The story is rather throw-away, with the different segments throughout the game suffering from poor implementation. There's voice acting in there to deliver the different quests, but it's so wooden that it becomes a little bit laughable. Even the ability choose the outcome of certain quests doesn't change much, as it's unlikely you'll care about what's going on.
In short, you have to try and stop an evil scientist who's been creating monstrosities throughout the city, but killing hordes of monsters is a much greater incentive than the story.
Van Helsing plays out like a typical isometric Action RPG, with each mouse button being assigned to a different attack. However, aside from just using a sword, you also have the ability to switch to a ranged attack on the fly. This is a nice addition, but the game isn't really built to cater for you to be strong in both departments.
The maximum level you can achieve in the game is 30 and there are a finite amount of skill points. You also can't farm due to the fact that everything stays exactly how you left it. Once you kill any enemy, it stays dead unless you create a new character and this is a bit disappointing. You can re-spec your character at any time, but it's often best to just go down one particular route, as opposed to trying to be a jack of all trades.
This also becomes a bit annoying when it comes to getting items, as it's not possible to farm for good items. It means that it's best to go down a Magic Find route early on to try and get good items, which is a pretty big flaw.
There are numerous abilities to learn, but most of them feel quite underwhelming. When looking at the competition out there, Van Helsing struggles in this department. Most of the moves look rather generic, with a slight change to the animation being the most you'll probably get to see. However, their implementation, in terms of what they offer, is quite cool. With every move, there are also sub-abilities that can be learned and stacked up through the use of Rage.

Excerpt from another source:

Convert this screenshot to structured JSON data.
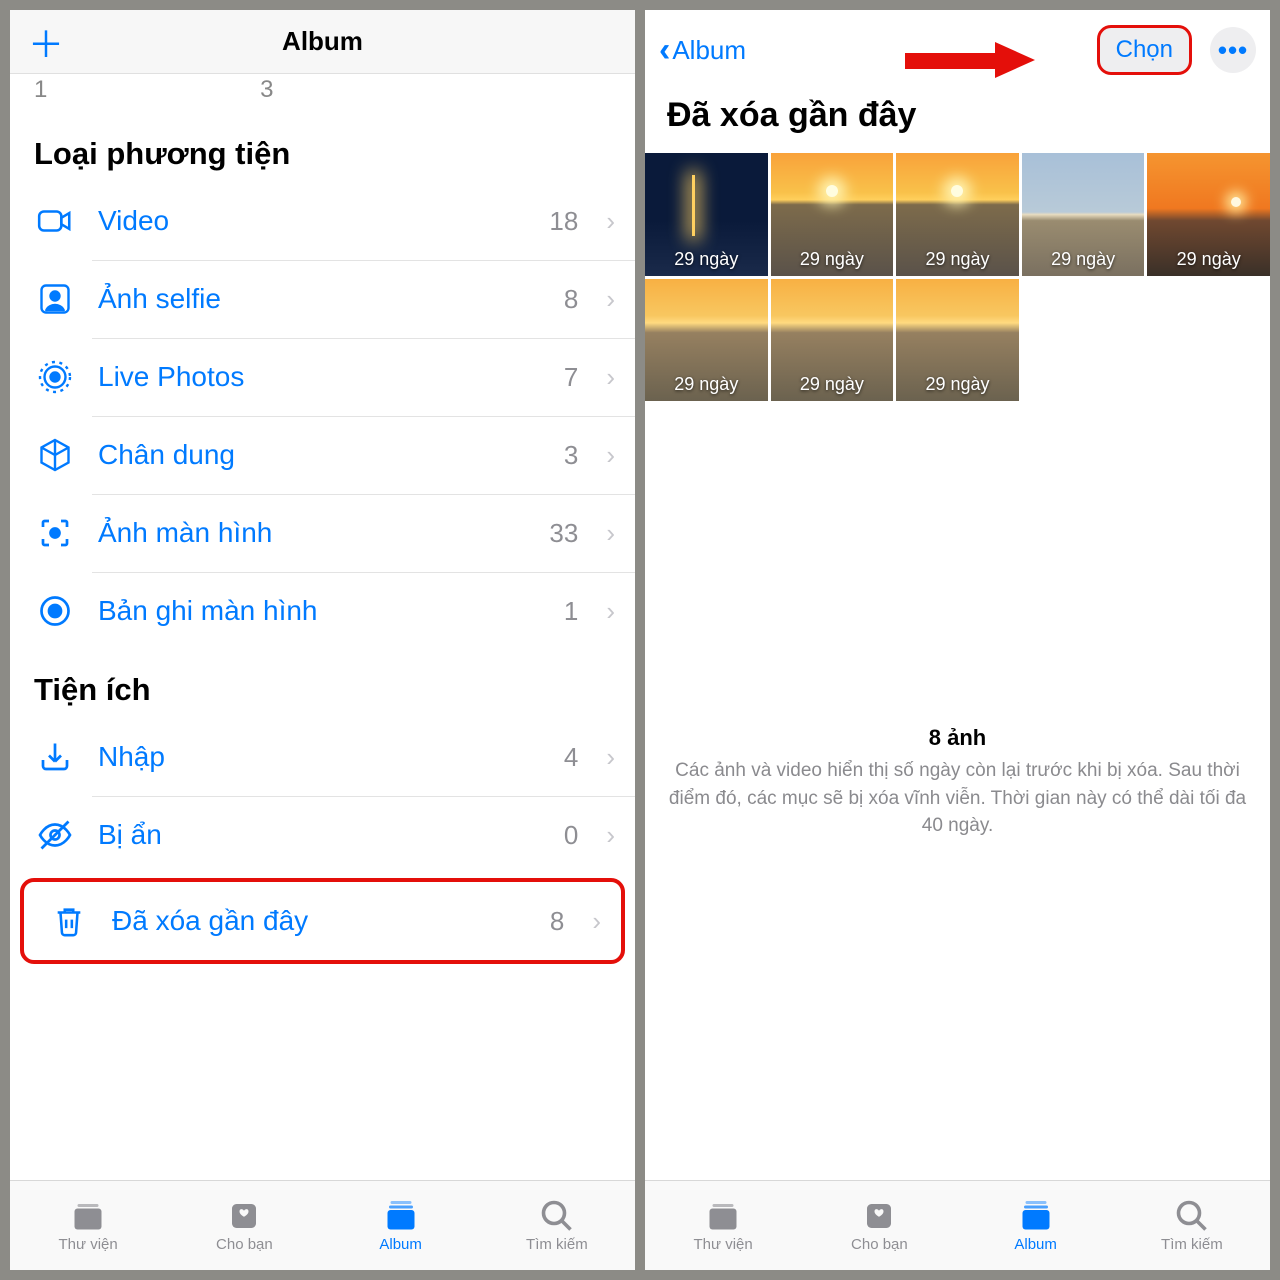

Rage is gained by fighting and it can be used to enhance your attack. For example, if you learn Bash, you can also learn a move to grant you insane life steal. You can put on three different stacks, and you can use any combination of the three sub-abilities that you want. The game also gives you the ability to create presets, so you can just press Space as opposed to pressing different combinations of 1, 2 and 3 - it's a nice touch.
As you play through the different levels, the game will throw hordes and hordes of enemies at you. By the end of the game, you will easily have killed over 10,000 monsters. This is both a pro and a con. You will feel like a complete badass when you down massive clump of foes, but it does also make the game get rather monotonous after you've been playing for over 10 hours.
This is perhaps most evident during the tower defence-style mission, where the waves of enemies are so long the entire thing just becomes a yawn-fest.
On the graphical front, Van Helsing is a decent looking game. For the majority of the game, the engine deals with the amount of enemies being thrown at the screen without any visible framerate issues. In fact, the only oddity from the perspective of production comes with the sound always lagging being by about 5-10 seconds after you load into a new area.
The music score features some nice pieces, especially in the more lucid areas where there aren't any monsters to fight against. It's nice that this style of game can still feature some pieces of music that remain memorable enough after the experience ends.
Van Helsing is perhaps best enjoyed with a friend, but doing so does throw up some interesting oddities. For example, only the host will see the majority of the cutscenes and story segments. Not that they're really worth watching, but it's a bit of an odd decision, especially as it means the other players are free to attack a defenceless boss until the cutscene ends. Other glitches include enemies taking no damage if the host changes to another active window and auras breaking visually.
The Incredible Adventures of Van Helsing has some interesting concepts, but quite a lot of them get lost in a sea of odd decisions. The game limits itself in areas where it shouldn't, and goes completely over the top in areas where it wasn't necessary. Even when playing co-operatively, the game just creates more issues. Let's hope the developers can fix the game up in the future when they release more content.